Marketing Coordinator| Blogger
eco+amour: Tell us a bit about your journey to living a more sustainable lifestyle.
Candice Tay: My journey to living a more sustainable lifestyle began over a span of a few years. I first learned about zero waste living through Lauren Singer or Trash is for Tossers and a video about her fitting a years worth of trash into a single jar. From there I started to learning about more people who were pursuing a zero waste lifestyle which then led me to the documentary True Cost. This was truly an eye-opening documentary that revealed to me so much about the fast fashion industry that I had never known before. I have always really enjoyed fashion and styling so learning all about the horrors of the fast fashion industry really kickstarted my journey to exploring sustainable and ethical fashion. In 2017 I got married and moved to Sydney, Australia with my husband who had been studying and working over there. I literally packed my life in one suitcase and travelled across the world. This move was another big part of my sustainability journey that taught me that I really didn’t need much to live on. Simply having a few, quality items was enough.
When we moved back to Toronto, I decided to “pursue” this sustainable lifestyle with a little more intention, and that’s when I started my documenting my low-waste lifestyle on Instagram and my blog.
e+a: What are some of your favourite sustainable living items and/or habits?
CT: Some of my favourite sustainable living items and habits are the easiest ones to incorporate into my life. I love having a reusable bottle or tumbler with me because it’s such a simple change that anyone can make. My husband and I are both huge coffee drinkers so having reusable tumblers are a great swap for those takeaway coffee cups. Another one of my favourites is Castile soap! It is such a great multi-purpose cleaner and I love that it’s easily accessible in bulk or even in refill shops!
e+a: What are some of the challenges you face in trying to leave as little a footprint as possible?
CT: For the longest time, convenience was and still is a big challenge for me. A lot of our single-use plastics exist because they make life easier and more convenient for people. For example, we have takeaway cups, cutlery, disposable straws, takeaway containers, etc. A way I try to get past this challenge is to try to be intentional about what I bring with me each day. If I know I’m going to get bubble tea or have a takeaway coffee, I’ll make sure I have a boba straw with me and a reusable cup. I almost always carry a mini zero waste kit and a tote bag with me so I can say no to a lot of the single use plastics throughout my day.

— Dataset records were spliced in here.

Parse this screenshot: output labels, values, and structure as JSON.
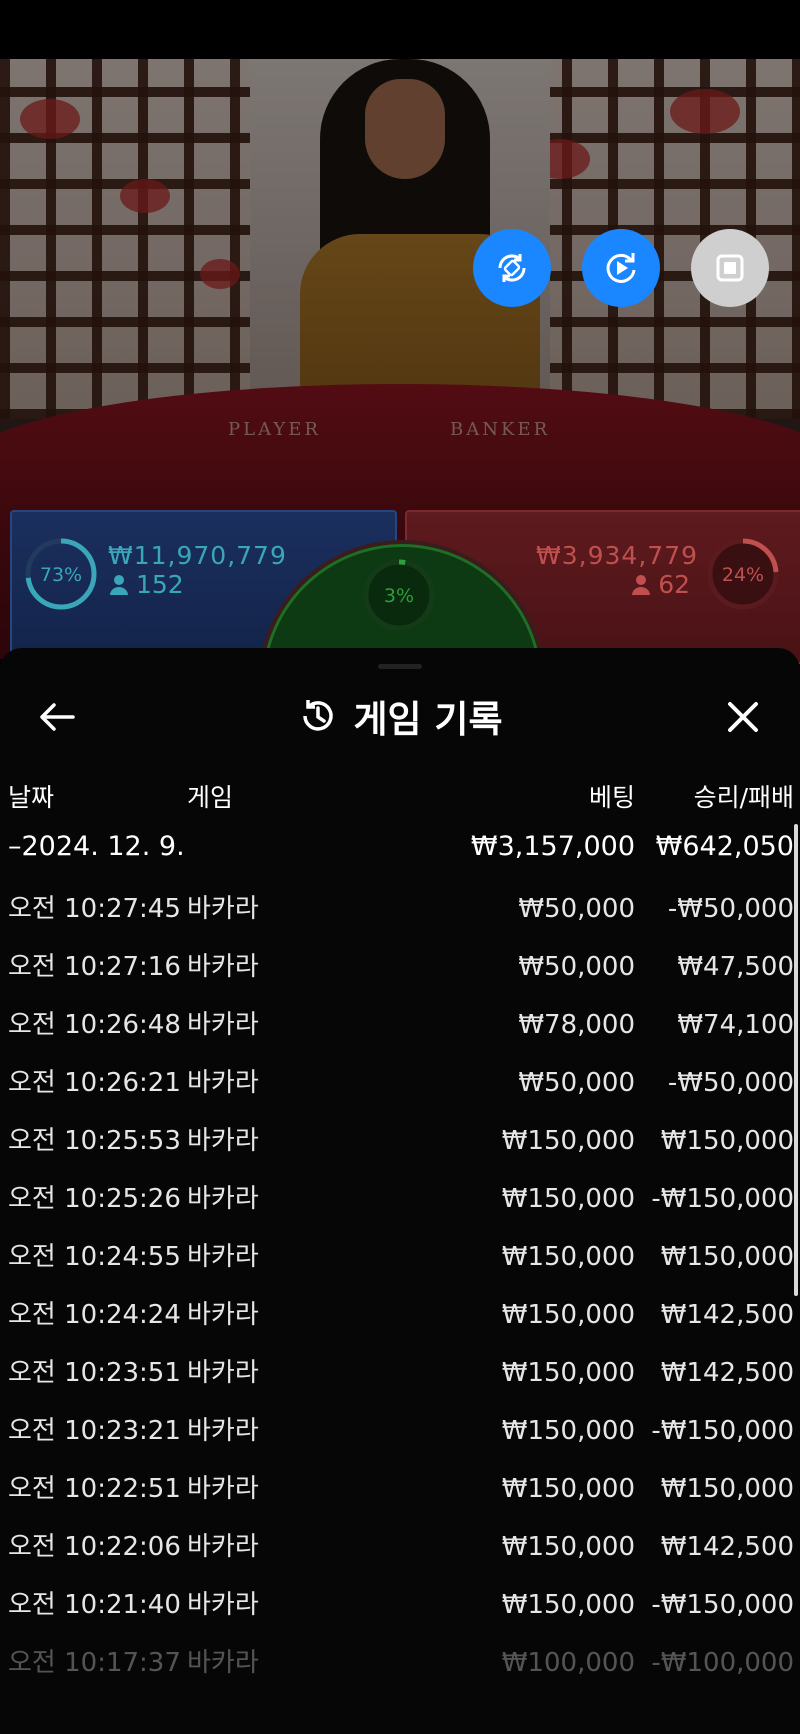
{
  "video": {
    "table_labels": {
      "player": "PLAYER",
      "banker": "BANKER"
    },
    "controls": [
      {
        "name": "rotate-screen-icon",
        "color": "#1a86ff"
      },
      {
        "name": "replay-icon",
        "color": "#1a86ff"
      },
      {
        "name": "stop-icon",
        "color": "#cfcfcf"
      }
    ]
  },
  "bets": {
    "player": {
      "percent": "73%",
      "percent_value": 0.73,
      "amount": "₩11,970,779",
      "count": "152",
      "color": "#3aa6b9"
    },
    "tie": {
      "percent": "3%",
      "percent_value": 0.03,
      "color": "#2e9e3a"
    },
    "banker": {
      "percent": "24%",
      "percent_value": 0.24,
      "amount": "₩3,934,779",
      "count": "62",
      "color": "#c0504d"
    }
  },
  "sheet": {
    "title": "게임 기록",
    "columns": {
      "date": "날짜",
      "game": "게임",
      "bet": "베팅",
      "result": "승리/패배"
    },
    "summary": {
      "date": "–2024. 12. 9.",
      "bet": "₩3,157,000",
      "result": "₩642,050"
    },
    "rows": [
      {
        "time": "오전 10:27:45",
        "game": "바카라",
        "bet": "₩50,000",
        "result": "-₩50,000"
      },
      {
        "time": "오전 10:27:16",
        "game": "바카라",
        "bet": "₩50,000",
        "result": "₩47,500"
      },
      {
        "time": "오전 10:26:48",
        "game": "바카라",
        "bet": "₩78,000",
        "result": "₩74,100"
      },
      {
        "time": "오전 10:26:21",
        "game": "바카라",
        "bet": "₩50,000",
        "result": "-₩50,000"
      },
      {
        "time": "오전 10:25:53",
        "game": "바카라",
        "bet": "₩150,000",
        "result": "₩150,000"
      },
      {
        "time": "오전 10:25:26",
        "game": "바카라",
        "bet": "₩150,000",
        "result": "-₩150,000"
      },
      {
        "time": "오전 10:24:55",
        "game": "바카라",
        "bet": "₩150,000",
        "result": "₩150,000"
      },
      {
        "time": "오전 10:24:24",
        "game": "바카라",
        "bet": "₩150,000",
        "result": "₩142,500"
      },
      {
        "time": "오전 10:23:51",
        "game": "바카라",
        "bet": "₩150,000",
        "result": "₩142,500"
      },
      {
        "time": "오전 10:23:21",
        "game": "바카라",
        "bet": "₩150,000",
        "result": "-₩150,000"
      },
      {
        "time": "오전 10:22:51",
        "game": "바카라",
        "bet": "₩150,000",
        "result": "₩150,000"
      },
      {
        "time": "오전 10:22:06",
        "game": "바카라",
        "bet": "₩150,000",
        "result": "₩142,500"
      },
      {
        "time": "오전 10:21:40",
        "game": "바카라",
        "bet": "₩150,000",
        "result": "-₩150,000"
      },
      {
        "time": "오전 10:17:37",
        "game": "바카라",
        "bet": "₩100,000",
        "result": "-₩100,000"
      }
    ]
  }
}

e+a: As a self-proclaimed avid fashion lover, when you started living more eco-consciously, how did that change your clothing + accessories purchasing decisions? Did you find the transition difficult?
CT: When I started living more eco-consciously, the first change I made was to stop shopping and start shopping within my wardrobe. I already had a whole closet full of beautiful clothes, there was no need to buy more. I actually didn’t find it too difficult because when I started this “journey” I had just come back from living in Australia where I lived out of my single suitcase! It’s surprising how few clothes we actually need!

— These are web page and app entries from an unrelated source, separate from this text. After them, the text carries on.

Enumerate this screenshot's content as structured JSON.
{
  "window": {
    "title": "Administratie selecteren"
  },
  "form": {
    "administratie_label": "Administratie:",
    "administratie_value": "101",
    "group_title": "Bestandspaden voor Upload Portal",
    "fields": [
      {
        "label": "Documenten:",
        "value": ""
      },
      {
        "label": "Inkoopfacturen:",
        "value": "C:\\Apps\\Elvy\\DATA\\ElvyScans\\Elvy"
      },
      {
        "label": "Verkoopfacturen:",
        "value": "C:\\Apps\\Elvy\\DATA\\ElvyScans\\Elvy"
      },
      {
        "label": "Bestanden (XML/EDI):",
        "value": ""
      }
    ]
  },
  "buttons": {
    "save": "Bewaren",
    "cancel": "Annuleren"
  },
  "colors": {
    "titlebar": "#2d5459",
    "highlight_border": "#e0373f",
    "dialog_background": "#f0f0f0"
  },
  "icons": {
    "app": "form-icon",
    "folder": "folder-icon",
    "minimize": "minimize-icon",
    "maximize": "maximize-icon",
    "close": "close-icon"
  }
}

e+a: Still on the topic of fashion, what are some of the top things we should keep in mind when it comes to our closets?
CT: When it comes to sustainable fashion, I don’t think the answer is to deprive yourself from clothes and shopping, but to be intentional with the shopping decisions you make and to be a conscious consumer. Fashion can be so fun and is such a great creative outlet, but it can also be so harmful to the environment and to the people who create the garments. We can be intentional, conscious consumers by first considering what we already own, asking ourselves if we really need it, and then from there making a conscious choice that fits our budget and lifestyle.
One of the first things to do when you decide that you “need” an item is to shop secondhand. This can mean secondhand shopping in the traditional sense through thrifting or going to vintage stores, or you can also shop your friends closets, your parents closets, whoever! I personally like to shop my sister’s closet! This is also a great way to save money on those one time wear kind of pieces like wedding guest dresses.
If you are going to purchase new, try to shop from a sustainable and ethical brand. An obvious sign that a brand truly cares about ethical manufacturing, supply chain, and sustainability is that it will be very clear and transparent in their messaging. It shouldn’t be vague or hidden amongst a paragraph full of industry buzz words. If it isn't obvious, you can reach out and ask whatever questions you have. Usually a brand that cares about sustainability and ethics will respond.
I know that ethical and sustainable brands aren’t always the most affordable, so if you do need to purchase a piece, purchase based on material and fit. Look for high quality pieces made from strong, durable materials that you love and will wear for years. This is actually where I started at the beginning of my sustainability journey before I began learning about all the different sustainable and ethical brands.
e+a: Were there any books, blogs or podcasts that helped you when you started your sustainable living journey?
CT: Most of the information that helped me when I started my sustainable living journey was through the internet. Two particular people I love to watch and who are also so informative are Verena Erin from My Green Closet and Christine from Simply By Christine.